What's the story?

At least 70 people have died after a suspected chemical weapons attack on the town of Khan Sheikhoun, a rebel stronghold in the north-west of Syria. In response, US President Donald Trump ordered a missile strike on the Syrian base from which the attack was believed to have originated.                                   

What’s happening?

The use of chemical weapons in any conflict is explicitly banned under international law. Yet eye-witnesses report that a state-led bomb attack on the rebel-held town of Khan Sheikhoun was consistent with the use of poisonous gas weapons. The assault left at least 70 people dead, with an estimated 400 others suffering injuries and respiratory problems.

One eye-witness told the BBC that she saw an aircraft drop a single bomb on to a one-storey building, which sent a yellow mushroom cloud into the air that stung her eyes. “It was like a winter fog” she said, and added that when people arrived to help the wounded, “they inhaled gas and died.” The World Health Organisation has said that the lack of external injuries manifested by the victims strongly suggests the use of chemical weapons.

The Syrian government insisted in a statement that “it has never used [chemical weapons], anytime, anywhere and will not do so in the future.” And Russia, which has increasingly-worrying links to the Syrian regime, suggested that the atrocity was the result of a military attack on a rebel Sarin stockpile – an idea decried as fanciful by munitions experts.

US President Donald Trump said the attack “crossed a red line”, and that the US would intervene individually if the International community failed to deal with Syria. The first step of this was a 59-missile assault on the Syrian military base from which the chemical attack was allegedly launched – an act which immediately ratcheted up international tension, where two nuclear superpowers are found on opposite sides.

Trump stopped short of criticizing Russia’s involvement with the regime however, despite the American envoy to the UN, Nikki Haley, accusing the country of using a “false narrative to deflect attention from their ally in Damascus.” For the UN and for America, the coming weeks will involve a delicate balancing act of diplomacy, which hopefully won’t result in even greater tension... and bloodshed.

What have others been saying?

Middle East-based news service Al Jazeera produced a comprehensive and impartial report on the atrocity on Tuesday 4th April.

A Guardian editorial claims that Syrian President Bashar al-Assad ‘knows he acts with impunity’ and warns that chemical weapon use is in danger of being normalised again.

Barney Henderson in The Telegraph writes that if Donald Trump is serious about ‘red lines’, he needs to start attributing blame towards Russia.



As Christians, our job is to ‘hate what is evil, cling to what is good’ (Romans 12 v 9), but sometimes that’s not always a straightforward piece of discernment.
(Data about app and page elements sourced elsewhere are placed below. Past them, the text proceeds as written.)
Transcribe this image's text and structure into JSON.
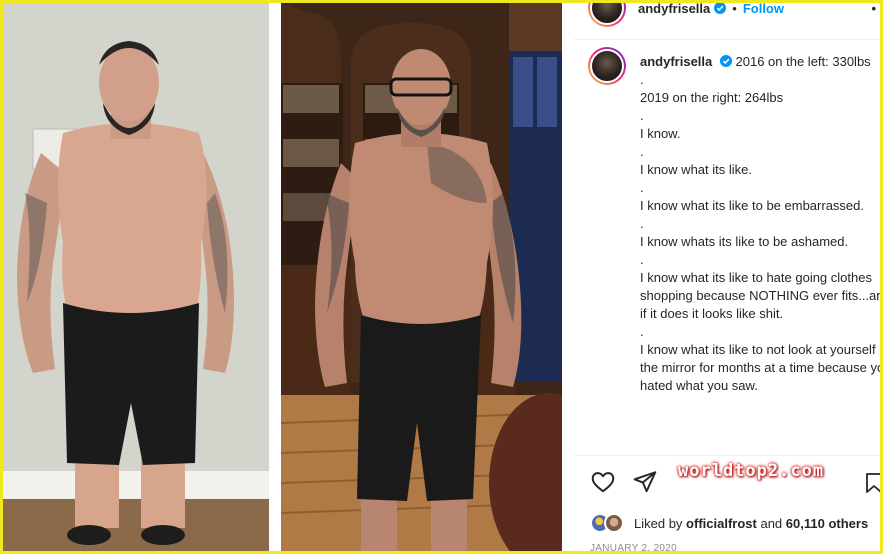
{
  "post": {
    "header": {
      "username": "andyfrisella",
      "separator": "•",
      "follow_label": "Follow",
      "more_label": "•"
    },
    "caption": {
      "username": "andyfrisella",
      "lines": [
        "2016 on the left: 330lbs",
        ".",
        "2019 on the right: 264lbs",
        ".",
        "I know.",
        ".",
        "I know what its like.",
        ".",
        "I know what its like to be embarrassed.",
        ".",
        "I know whats its like to be ashamed.",
        ".",
        "I know what its like to hate going clothes shopping because NOTHING ever fits...and if it does it looks like shit.",
        ".",
        "I know what its like to not look at yourself in the mirror for months at a time because you hated what you saw."
      ]
    },
    "actions": {
      "like_icon": "heart-icon",
      "share_icon": "send-icon",
      "save_icon": "bookmark-icon"
    },
    "likes": {
      "prefix": "Liked by",
      "user": "officialfrost",
      "middle": "and",
      "count": "60,110 others"
    },
    "date": "JANUARY 2, 2020"
  },
  "watermark": "worldtop2.com",
  "colors": {
    "frame": "#f0e81e",
    "follow": "#0095f6",
    "verified": "#0095f6",
    "watermark_glow": "#d01a1a"
  }
}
For that reason, we should always be seeking God for his perspective on situations of global importance. Earlier on in that passage in Romans 12, Paul writes that we should “not conform to the pattern of this world, but be transformed by the renewing of [our] mind.” Then, writes Paul “you will be able to discern what is the good, pleasing and perfect will of God” (v2). As we engage with events in the news, this should be our starting point as we attempt to stay on the right side of the line.

#2 – PEACE

Jesus was a peace-bringer who encouraged his followers to be peace-makers (Matthew 5 v 9), and Christians should not lose that imperative even when peaceful solutions seem impossible. We are encouraged to pray for the peace of our cities, and especially Jerusalem (Psalm 122 v 6), to live at peace with others as far as is humanly possible (Romans 12 v 18, Hebrews 12 v 14), and pursue the fruit of the spirit (Galatians 5 v 22), one of which is peace. While the world seems further from this concept than ever, Christians must not lose hope in, or cease to model peace; there can perhaps be no more prophetic act in 2017.

Points for prayer

  • Pray for those directly affected by the chemical attack in Syria – for those injured and those mourning loved ones – that they would be comforted.
  • Pray for world leaders as they work out how to respond to the atrocity, and particularly for President Trump as he faces his first major international test.
  • Pray for a peaceful resolution to the ongoing civil conflict in Syria that has resulted in so many casualties and left so many people displaced.
  • Pray for global peace, and particularly for relations between the US and Russia, two heavily-armed nuclear super-powers.

Author Bio

Martin Saunders

Martin Saunders is Youthscape’s Deputy Chief Executive. A former editor of Youthwork magazine and the founding Editor of sister-title Childrenswork, Martin is a popular speaker and the author of various books including ‘Youth Work From Scratch’. He lives in Reigate, Surrey with his wife Jo and their four children.